Student Loans Bankruptcy

Under 11 U.S.C. § 523(a)(8) “A discharge under section 727, 1141, 1228 (a), 1228 (b), or 1328 (b) of this title does not discharge an individual debtor from any debt…unless excepting such debt from discharge under this paragraph would impose an undue hardship on the debtor and the debtor’s dependents, for—
(A)(i) an educational benefit overpayment or loan made, insured, or guaranteed by a governmental unit, or made under any program funded in whole or in part by a governmental unit or nonprofit institution; or
(ii) an obligation to repay funds received as an educational benefit, scholarship, or stipend; or
(B) any other educational loan that is a qualified education loan, as defined in section 221(d)(1) of the Internal Revenue Code of 1986, incurred by a debtor who is an individual;” (emphasis added)

The 10th Circuit Court adopted a three prong test known as the “Brunner” test when deciding whether to discharge a student loan obligation. (Brunner v. New York State Higher Education Services Corp., 831 F.2d 395 (2d Cir. 1987)). That test is as follows:

(1) that the debtor cannot maintain, based on current income and expenses, a “minimal” standard of living for herself and her dependents if forced to repay the loans;

(2) that additional circumstances exist indicating that this state of affairs is likely to persist for a significant portion of the repayment period of the student loans; and

(3) that the debtor has made good faith efforts to repay the loans.

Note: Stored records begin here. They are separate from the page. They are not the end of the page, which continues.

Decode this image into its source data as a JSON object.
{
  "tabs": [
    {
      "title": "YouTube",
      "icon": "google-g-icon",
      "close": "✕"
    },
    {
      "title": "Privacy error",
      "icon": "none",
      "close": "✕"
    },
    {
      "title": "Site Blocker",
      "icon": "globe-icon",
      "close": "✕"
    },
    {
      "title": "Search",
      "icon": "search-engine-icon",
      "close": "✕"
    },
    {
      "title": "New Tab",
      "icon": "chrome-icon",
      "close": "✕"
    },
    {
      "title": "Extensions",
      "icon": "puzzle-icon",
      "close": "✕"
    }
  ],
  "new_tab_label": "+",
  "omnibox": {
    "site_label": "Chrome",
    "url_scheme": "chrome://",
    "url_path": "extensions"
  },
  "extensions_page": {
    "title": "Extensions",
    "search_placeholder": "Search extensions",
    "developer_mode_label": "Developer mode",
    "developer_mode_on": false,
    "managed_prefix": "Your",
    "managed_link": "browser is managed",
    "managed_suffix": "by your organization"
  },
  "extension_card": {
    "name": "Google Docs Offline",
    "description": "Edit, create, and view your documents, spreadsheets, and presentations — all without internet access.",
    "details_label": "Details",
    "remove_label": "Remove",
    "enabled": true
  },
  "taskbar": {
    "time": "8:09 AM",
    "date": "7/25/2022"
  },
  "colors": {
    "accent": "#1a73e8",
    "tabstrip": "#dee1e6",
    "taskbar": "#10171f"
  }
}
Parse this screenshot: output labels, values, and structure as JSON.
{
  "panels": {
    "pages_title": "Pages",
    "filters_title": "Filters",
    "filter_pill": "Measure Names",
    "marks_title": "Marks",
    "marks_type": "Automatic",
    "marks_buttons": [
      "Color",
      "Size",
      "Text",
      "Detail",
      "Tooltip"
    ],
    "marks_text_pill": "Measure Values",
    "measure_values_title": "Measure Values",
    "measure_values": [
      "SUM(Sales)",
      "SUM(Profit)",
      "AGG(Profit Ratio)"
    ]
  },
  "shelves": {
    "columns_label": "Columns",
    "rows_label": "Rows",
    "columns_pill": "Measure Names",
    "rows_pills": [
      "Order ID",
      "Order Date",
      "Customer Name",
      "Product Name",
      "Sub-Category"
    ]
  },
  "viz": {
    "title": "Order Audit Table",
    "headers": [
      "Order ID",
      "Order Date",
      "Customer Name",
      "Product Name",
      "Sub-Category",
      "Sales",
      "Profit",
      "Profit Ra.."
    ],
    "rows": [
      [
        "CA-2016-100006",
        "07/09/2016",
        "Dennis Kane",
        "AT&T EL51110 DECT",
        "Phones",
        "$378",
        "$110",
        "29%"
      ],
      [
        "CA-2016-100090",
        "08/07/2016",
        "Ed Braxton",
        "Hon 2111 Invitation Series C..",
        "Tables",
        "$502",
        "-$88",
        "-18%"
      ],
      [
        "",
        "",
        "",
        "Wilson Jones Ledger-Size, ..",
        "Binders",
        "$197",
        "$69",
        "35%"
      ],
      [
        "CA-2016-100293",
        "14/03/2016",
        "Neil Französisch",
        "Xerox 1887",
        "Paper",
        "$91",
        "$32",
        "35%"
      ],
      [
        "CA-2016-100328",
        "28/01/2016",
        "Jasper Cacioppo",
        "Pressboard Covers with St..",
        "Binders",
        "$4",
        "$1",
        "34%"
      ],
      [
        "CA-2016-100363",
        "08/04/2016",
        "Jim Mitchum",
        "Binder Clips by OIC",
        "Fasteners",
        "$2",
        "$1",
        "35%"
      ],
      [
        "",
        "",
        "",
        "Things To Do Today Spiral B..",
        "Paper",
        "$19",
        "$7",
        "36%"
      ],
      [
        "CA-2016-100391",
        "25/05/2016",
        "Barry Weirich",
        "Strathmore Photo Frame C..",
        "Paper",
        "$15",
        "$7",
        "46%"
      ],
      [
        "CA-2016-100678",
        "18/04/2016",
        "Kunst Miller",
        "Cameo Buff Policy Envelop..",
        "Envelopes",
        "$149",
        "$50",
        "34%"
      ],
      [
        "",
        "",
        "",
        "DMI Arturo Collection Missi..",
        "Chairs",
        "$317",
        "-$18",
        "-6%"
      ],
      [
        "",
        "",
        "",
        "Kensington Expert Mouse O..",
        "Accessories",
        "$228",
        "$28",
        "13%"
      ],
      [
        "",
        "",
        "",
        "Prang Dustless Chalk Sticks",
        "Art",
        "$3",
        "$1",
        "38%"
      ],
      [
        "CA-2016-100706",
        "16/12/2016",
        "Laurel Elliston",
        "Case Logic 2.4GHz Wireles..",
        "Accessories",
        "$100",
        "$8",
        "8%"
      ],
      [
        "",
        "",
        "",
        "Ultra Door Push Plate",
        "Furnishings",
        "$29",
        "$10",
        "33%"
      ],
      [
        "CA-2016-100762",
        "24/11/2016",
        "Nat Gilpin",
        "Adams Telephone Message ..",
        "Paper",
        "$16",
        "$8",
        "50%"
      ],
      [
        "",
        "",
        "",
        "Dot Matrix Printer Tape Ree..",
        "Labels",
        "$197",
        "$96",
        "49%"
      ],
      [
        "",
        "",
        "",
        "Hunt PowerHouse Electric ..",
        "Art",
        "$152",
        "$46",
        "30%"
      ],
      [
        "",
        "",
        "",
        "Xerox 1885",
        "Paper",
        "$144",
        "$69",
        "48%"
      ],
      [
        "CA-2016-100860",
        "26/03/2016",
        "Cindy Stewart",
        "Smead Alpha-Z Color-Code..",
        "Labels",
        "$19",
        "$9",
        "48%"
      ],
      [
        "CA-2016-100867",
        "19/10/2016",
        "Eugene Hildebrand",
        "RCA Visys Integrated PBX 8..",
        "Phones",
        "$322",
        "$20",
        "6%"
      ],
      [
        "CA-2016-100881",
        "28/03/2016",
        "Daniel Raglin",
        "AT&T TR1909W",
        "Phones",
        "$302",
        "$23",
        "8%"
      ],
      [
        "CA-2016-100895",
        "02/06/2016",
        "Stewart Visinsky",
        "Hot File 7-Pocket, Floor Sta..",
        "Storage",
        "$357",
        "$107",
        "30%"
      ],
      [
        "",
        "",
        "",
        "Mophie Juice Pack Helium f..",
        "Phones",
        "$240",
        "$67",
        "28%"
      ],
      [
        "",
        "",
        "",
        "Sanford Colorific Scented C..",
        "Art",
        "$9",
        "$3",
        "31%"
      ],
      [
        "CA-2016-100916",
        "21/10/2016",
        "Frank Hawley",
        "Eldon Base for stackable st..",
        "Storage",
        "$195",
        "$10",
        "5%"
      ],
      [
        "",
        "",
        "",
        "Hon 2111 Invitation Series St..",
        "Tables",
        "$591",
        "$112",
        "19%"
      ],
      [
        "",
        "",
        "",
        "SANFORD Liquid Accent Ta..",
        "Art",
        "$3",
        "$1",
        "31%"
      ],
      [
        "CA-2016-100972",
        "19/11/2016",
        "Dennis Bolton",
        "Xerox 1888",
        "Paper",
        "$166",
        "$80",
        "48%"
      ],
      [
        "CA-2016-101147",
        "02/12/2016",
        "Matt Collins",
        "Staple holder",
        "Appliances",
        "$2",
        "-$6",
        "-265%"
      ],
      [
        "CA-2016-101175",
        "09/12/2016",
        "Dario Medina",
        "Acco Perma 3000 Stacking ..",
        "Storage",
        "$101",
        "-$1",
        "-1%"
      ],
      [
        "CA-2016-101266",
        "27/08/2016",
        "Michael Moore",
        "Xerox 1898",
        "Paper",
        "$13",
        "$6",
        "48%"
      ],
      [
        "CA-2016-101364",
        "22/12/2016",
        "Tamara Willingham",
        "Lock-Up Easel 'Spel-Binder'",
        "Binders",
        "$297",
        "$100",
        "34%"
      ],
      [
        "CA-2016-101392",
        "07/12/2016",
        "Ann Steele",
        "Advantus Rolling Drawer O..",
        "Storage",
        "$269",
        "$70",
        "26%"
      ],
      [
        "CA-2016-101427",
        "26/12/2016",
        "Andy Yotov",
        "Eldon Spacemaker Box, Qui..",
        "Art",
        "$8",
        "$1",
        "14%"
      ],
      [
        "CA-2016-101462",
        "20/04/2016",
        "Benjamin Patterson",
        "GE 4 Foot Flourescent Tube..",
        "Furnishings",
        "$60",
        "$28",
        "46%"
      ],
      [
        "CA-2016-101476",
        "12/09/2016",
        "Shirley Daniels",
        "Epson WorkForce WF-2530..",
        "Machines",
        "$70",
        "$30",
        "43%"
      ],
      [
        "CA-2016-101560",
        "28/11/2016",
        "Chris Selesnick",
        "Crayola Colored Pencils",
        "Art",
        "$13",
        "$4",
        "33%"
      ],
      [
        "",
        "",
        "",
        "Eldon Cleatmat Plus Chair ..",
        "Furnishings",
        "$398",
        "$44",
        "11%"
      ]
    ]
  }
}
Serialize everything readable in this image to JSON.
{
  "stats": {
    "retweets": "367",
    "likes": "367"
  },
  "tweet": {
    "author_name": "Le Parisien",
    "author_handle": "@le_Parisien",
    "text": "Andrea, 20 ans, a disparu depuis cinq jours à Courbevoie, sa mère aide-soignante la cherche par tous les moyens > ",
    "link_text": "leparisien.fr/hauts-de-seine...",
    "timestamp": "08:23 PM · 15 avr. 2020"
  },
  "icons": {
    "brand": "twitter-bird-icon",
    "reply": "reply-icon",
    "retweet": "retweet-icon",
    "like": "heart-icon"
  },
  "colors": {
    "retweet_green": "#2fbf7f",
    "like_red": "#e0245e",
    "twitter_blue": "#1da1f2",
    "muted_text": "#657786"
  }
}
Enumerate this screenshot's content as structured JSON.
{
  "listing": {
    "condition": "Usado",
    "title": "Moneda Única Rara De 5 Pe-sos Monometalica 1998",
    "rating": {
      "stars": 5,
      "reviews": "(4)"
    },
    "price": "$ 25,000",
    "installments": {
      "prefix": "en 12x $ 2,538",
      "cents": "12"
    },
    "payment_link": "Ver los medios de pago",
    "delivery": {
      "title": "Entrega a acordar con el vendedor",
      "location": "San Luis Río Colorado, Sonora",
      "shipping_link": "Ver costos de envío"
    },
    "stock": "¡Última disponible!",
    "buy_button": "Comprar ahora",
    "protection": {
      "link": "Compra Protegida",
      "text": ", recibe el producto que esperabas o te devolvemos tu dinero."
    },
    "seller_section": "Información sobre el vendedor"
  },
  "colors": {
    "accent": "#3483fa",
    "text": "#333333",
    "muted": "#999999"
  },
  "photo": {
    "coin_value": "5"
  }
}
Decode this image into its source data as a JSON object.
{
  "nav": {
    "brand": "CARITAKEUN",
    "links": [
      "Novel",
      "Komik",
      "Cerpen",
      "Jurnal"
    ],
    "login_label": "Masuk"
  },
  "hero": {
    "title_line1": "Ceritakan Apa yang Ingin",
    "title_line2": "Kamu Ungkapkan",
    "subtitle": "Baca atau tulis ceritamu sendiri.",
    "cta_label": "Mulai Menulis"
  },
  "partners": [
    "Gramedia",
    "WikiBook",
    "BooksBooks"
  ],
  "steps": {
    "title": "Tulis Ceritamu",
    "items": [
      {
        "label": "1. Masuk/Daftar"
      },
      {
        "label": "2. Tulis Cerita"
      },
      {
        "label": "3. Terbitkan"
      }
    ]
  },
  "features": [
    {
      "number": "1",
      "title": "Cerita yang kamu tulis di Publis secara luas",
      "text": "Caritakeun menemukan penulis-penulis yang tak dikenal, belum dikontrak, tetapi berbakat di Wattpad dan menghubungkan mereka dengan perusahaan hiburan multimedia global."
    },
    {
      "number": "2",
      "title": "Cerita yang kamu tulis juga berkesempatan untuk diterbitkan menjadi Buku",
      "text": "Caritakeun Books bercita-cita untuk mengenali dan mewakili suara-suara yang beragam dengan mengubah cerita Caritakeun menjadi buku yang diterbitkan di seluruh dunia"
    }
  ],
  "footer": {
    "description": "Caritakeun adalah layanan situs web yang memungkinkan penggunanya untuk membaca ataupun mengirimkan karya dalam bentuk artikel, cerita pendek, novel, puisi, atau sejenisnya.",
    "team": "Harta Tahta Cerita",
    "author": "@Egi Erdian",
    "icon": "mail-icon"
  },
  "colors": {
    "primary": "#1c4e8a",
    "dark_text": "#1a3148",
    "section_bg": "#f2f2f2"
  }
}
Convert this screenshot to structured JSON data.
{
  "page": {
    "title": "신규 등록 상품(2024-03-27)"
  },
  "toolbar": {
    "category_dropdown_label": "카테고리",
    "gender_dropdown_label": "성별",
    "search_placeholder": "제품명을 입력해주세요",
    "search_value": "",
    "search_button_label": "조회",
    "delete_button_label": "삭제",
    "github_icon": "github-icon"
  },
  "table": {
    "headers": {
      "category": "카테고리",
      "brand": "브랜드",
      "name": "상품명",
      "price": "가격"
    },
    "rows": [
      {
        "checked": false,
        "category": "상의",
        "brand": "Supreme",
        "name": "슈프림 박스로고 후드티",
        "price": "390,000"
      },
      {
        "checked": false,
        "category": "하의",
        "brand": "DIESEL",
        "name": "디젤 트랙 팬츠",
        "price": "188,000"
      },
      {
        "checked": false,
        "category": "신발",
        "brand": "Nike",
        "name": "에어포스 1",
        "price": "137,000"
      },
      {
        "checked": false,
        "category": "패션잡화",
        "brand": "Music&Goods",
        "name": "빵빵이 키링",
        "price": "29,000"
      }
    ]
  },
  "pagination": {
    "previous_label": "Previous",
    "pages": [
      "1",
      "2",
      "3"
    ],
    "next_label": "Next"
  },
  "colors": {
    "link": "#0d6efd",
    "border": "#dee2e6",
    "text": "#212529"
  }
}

Essentially then, if a person who has been trying to pay back the loans can show that they cannot maintain even a humble lifestyle and that circumstances are not likely to change, such a person could have student loan debts eliminated in bankruptcy.